How to Choose a Chiropractic EMR
With hundreds of electronic medical record (EMR) choices on the market, it is challenging for physicians to find appropriate software for their practice. This guide can help ease this process by providing you with some basic information to look for when searching for suitable EMR software for your chiropractic practice.
How to Choose a Chiropractic EMR
With hundreds of electronic medical record (EMR) choices on the market, it is challenging for physicians to find appropriate software for their practice. This guide can help ease this process by providing you with some basic information to look for when searching for suitable EMR software for your chiropractic practice. In order to start on the right track of finding suitable EMR systems for your chiropractic practice, you should look for software that is designed specifically for chiropractors or a similar specialty. Chiropractic EMR software is customized to deal with the unique characteristics of treating neuromusculoskeletal ailments. Chiropractors often rely on imaging tests performed by other specialists, so your EMR should be compatible with a wide variety of image types from different imaging equipment and software. Likewise Chiropractic EMR software should integrate with x-ray, CT scan, or MRI equipment you have at your practice and be able to receive and analyze the large amounts of data that may be generated for each of your patients. To more effectively illustrate diagnoses and procedures to your patients, you should make sure your EMR choice has the capability of displaying ADAM images or other related diagrams.
At the start of software evaluation process, you should evaluate potential chiropractic EMR based on the following criteria:
- Practice Size: Some software is better suited to small practices, others to larger ones. EMR software is designed for a certain number and type of user, with scalability in mind. Make sure the software you select is appropriate for the number of chiropractors in your practice.
- Systems Architecture: You can purchase chiropractic EMR software that is installed directly on your computer servers on-site at your practice (“client-server”) or chiropractic EMR software that is located in the “cloud” that you access via the Internet (“cloud-based” or software-as-a-service -”SaaS”). Some chiropractors prefer client-server based EMR software since they feel more comfortable with HIPAA compliance when they control all the underlying data on their systems, despite the need to maintain and upgrade these systems periodically. Other chiropractors choose cloud-based EMR software because it can be accessed almost anywhere through the Internet. However, you are reliant on your Internet connection, so you need to make sure the quality and consistency of your Internet service is high. It is worth reading about all the advantages and disadvantages of each type to make sure you choose software with the systems architecture that best matches your needs.

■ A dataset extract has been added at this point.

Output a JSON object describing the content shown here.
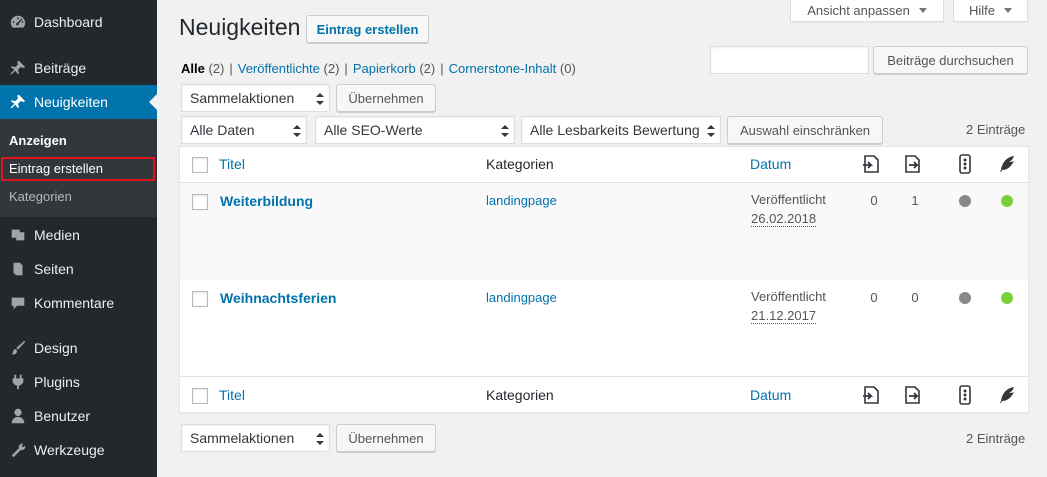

- Certification: When selecting your chiropractic EMR, you should make sure that it is tested and certified by an ONC-Authorized Testing and Certification Body (“ONC-ATCB”). The ONC (Office of the National Coordinator for Health Information Technology) is the responsible agency for establishing EMR certification standards and certifying vendor EMR products. ONC-ATCB certification assures that your EMR has met required Meaningful Use (“MU”) objectives and measures. This is a prerequisite to obtaining MU Medicaid (up to $63,750) and Medicare (up to $44,000) incentives for adopting an EMR, and avoiding penalties for not adopting one. To learn more about these topics, you may want to read the following articles:
- EMR / EHR Government Meaningful Use Incentives Information
- EMR Deadline; Will I be Assessed Penalties for Not Using an EMR System?
- ICD/CPT codes specific to chiropractic
- Integration with X-ray, CT scan, MRI equipment
- Compatibility with electronic goniometers
- Ability to incorporate treatment data with RAND assessments
- Capability of analyzing x-rays
- Lower back pain
- Neck stiffness and pain
- Carpal tunnel syndrome
- Sports injuries
- Workers Comp
- Automobile accident
- Bulging disc, hernia or rupture